(Stored data entries)
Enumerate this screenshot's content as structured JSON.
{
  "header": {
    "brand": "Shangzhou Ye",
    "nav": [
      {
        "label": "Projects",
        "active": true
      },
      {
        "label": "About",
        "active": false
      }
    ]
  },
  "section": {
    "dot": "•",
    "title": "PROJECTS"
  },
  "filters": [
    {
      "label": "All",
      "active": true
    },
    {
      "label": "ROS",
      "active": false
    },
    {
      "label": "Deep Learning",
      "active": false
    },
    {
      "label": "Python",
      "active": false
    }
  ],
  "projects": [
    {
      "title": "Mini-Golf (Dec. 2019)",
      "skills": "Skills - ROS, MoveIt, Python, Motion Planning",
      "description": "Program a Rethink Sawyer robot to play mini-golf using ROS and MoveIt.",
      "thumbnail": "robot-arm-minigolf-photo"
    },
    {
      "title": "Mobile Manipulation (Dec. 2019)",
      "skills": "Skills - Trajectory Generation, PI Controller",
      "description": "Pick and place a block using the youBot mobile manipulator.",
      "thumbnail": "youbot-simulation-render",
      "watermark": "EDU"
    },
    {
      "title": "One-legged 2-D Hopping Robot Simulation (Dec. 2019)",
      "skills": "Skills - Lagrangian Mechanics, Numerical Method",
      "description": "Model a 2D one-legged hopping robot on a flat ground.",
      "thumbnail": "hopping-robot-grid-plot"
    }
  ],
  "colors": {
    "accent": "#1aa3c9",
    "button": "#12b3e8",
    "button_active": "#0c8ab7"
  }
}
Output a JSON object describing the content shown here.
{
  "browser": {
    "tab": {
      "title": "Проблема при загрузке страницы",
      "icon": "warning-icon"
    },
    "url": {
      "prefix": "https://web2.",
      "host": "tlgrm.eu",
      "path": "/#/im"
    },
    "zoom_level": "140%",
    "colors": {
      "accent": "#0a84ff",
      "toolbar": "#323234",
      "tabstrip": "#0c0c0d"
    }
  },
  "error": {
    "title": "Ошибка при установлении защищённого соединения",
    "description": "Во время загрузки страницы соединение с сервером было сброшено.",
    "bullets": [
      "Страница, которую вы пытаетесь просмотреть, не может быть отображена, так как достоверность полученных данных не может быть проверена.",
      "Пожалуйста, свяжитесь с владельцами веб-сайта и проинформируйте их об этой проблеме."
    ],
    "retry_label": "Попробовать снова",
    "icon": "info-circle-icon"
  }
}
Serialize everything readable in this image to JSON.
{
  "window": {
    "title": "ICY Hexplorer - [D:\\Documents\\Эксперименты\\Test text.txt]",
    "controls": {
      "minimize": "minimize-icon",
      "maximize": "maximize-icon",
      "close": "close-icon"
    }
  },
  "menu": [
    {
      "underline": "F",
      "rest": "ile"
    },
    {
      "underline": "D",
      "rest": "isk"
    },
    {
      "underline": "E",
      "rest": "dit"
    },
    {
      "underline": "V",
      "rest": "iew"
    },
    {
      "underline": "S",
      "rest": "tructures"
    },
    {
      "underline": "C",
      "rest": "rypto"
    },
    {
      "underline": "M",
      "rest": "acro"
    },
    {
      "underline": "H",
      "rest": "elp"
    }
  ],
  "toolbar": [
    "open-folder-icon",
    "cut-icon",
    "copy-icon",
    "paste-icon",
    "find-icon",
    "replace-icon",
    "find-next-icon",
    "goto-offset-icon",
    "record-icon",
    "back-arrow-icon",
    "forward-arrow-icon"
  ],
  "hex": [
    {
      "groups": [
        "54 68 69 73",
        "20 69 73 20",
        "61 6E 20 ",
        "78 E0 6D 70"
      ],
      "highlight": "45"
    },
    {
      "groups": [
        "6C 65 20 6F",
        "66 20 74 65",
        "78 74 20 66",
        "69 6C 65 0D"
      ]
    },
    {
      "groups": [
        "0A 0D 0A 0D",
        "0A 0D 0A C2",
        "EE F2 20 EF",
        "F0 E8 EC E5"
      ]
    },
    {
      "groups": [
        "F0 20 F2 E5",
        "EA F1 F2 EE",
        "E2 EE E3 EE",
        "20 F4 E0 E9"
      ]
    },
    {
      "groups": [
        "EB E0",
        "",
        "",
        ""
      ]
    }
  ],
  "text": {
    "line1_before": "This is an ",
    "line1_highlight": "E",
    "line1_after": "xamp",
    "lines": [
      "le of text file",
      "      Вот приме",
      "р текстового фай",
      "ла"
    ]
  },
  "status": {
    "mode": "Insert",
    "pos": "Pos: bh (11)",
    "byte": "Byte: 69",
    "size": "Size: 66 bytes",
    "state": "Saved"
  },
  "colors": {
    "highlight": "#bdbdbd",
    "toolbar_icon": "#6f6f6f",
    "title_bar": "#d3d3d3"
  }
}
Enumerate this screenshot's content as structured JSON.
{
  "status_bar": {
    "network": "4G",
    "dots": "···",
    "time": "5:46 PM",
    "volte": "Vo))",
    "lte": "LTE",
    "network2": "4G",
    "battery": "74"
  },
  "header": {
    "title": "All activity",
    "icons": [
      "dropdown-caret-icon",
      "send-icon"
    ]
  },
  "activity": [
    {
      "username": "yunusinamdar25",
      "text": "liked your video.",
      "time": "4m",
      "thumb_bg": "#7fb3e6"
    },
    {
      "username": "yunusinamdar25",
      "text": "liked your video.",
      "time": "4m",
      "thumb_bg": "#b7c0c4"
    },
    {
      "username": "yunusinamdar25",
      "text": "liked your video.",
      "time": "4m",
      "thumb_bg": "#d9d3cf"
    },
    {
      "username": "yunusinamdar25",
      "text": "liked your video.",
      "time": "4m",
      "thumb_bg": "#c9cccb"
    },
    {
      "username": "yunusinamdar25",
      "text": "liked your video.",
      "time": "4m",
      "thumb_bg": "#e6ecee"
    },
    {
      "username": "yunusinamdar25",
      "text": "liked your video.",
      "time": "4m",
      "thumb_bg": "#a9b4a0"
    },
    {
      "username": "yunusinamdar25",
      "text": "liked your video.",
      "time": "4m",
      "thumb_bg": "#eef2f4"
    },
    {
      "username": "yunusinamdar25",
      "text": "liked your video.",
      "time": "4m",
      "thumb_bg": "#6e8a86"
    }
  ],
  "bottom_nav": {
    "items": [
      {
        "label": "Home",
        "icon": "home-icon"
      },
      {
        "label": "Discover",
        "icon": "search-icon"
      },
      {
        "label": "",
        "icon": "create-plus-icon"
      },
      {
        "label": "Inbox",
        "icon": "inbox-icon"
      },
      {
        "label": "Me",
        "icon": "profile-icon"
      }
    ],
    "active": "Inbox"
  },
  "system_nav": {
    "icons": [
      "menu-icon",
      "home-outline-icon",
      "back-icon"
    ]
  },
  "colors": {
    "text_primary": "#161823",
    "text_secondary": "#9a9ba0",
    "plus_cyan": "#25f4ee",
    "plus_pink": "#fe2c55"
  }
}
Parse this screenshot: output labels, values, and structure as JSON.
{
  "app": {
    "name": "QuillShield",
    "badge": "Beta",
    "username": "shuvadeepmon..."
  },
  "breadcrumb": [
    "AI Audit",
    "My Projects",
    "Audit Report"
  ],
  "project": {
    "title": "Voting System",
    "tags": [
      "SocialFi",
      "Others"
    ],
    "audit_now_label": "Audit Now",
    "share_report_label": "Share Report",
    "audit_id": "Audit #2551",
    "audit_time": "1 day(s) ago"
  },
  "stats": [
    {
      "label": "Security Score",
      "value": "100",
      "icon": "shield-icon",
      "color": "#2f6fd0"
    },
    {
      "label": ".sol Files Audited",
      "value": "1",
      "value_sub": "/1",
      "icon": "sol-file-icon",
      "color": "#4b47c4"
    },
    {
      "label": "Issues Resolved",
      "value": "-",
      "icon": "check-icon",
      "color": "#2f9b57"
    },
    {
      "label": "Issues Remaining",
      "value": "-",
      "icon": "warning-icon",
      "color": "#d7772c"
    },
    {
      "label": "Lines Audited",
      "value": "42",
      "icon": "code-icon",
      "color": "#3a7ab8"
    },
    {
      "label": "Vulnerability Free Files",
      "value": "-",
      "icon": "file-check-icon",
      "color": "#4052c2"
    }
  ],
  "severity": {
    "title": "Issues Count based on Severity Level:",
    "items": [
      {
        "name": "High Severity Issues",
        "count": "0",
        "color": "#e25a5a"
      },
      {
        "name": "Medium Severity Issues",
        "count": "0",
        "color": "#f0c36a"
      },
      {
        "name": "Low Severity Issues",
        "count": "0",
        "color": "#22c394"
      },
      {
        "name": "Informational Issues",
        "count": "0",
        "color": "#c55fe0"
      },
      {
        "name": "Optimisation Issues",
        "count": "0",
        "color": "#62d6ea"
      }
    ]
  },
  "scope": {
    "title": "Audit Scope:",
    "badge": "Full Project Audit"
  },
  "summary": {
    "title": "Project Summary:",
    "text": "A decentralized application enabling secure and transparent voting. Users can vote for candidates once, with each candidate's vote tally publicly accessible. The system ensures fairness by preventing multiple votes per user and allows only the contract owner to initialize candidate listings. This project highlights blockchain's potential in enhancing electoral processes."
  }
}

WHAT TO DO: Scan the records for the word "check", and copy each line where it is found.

ANSWER BOX:
      "icon": "check-icon",
      "icon": "file-check-icon",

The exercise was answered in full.